Our other laboratories are also well-equipped and include: an Olympus research-grade petrographic microscope with heating/freezing stage and digital imaging systems; a Franz magnetic separator; new binocular and petrographic student microscopes (along with color digital video and photographic microscopy units and image analysis software); three stream tables; a 3-meter flume, wave tank, current velocity meters and data-logging water analysis sondes; exploration seismograph; resistivity apparatus; and a magnetometer. Department collections include over 6,000 rock and mineral specimens, over 10,000 fossil specimens and more than 2,000 specialized maps.
Many departmental maps, minerals, rocks and fossils are displayed throughout the science complex. The Mitchell Museum and the science complex atrium include the wave tank and additional fossil, rock and mineral displays. The hallways of the department also have exhibits of current faculty and student research as well as additional maps and specimens.
The computer laboratory for GIS and digital image analysis includes 16 workstations, two color scanners: a large format map and poster scanner and a desktop flatbed scanner, a color inkjet printer, a laser printer, and a link to the E-size printer/plotter in the nearby Dow Analytical Laboratory. Software for creating, manipulating and analyzing spatial data and images (maps, aerial photos and satellite imagery) includes the most recent versions of ArcGIS for Desktop Advanced, ArcPad, and ENVI.
Field study is important in geology, so the department maintains an active field program. Each spring students and faculty participate in a regional geology seminar and subsequent eight- to 14-day field trip; trips have been to the Pacific Northwest, Wisconsin, California, Louisiana, Great Britain, Iceland, Canada, Alaska, Hawaii, Arizona and New Mexico, New England, the Ozarks, the Northern Appalachians and the Smoky Mountains. Local field trips are sponsored by the student-run Geology Club. In addition, the Geology Department operates a biennial six-week summer field program in the Rocky Mountains of Wyoming. Students from Albion and many other colleges and universities attend this camp for training in geologic mapping and field research.
Research opportunities are available to all majors in their junior and senior years. Students may work on an individual laboratory or field problem within the scope of their background and present their results at professional meetings. Outstanding seniors are encouraged to complete honors theses. The Lawrence D. Taylor Undergraduate Geology Research Fund supports student research and travel to present at regional and national meetings. A local chapter of Sigma Gamma Epsilon, a national earth science honorary, is active on the Albion campus.

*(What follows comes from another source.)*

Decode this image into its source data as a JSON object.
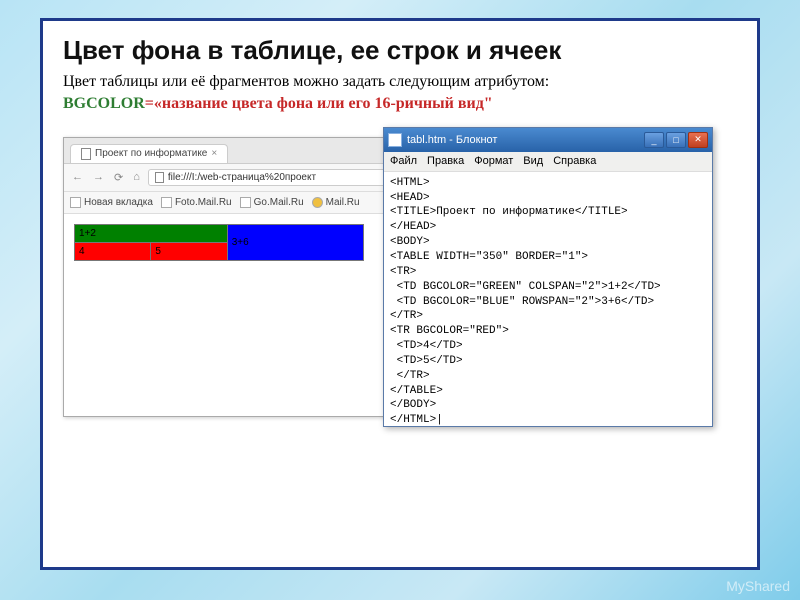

Departmental Policy on Advanced Placement Credit
Students who earn a 4 or 5 on the Advanced Placement (AP) exam will receive one unit of credit from the Department of Geological Sciences. Students who receive AP credit for calculus, chemistry, computer science, and/or physics from the respective department may use the AP credit to replace equivalent requirements for majors and minors offered by the department. In most cases, these courses might replace a cognate course requirement. Students should consult with the department chair to verify how AP credit may be awarded.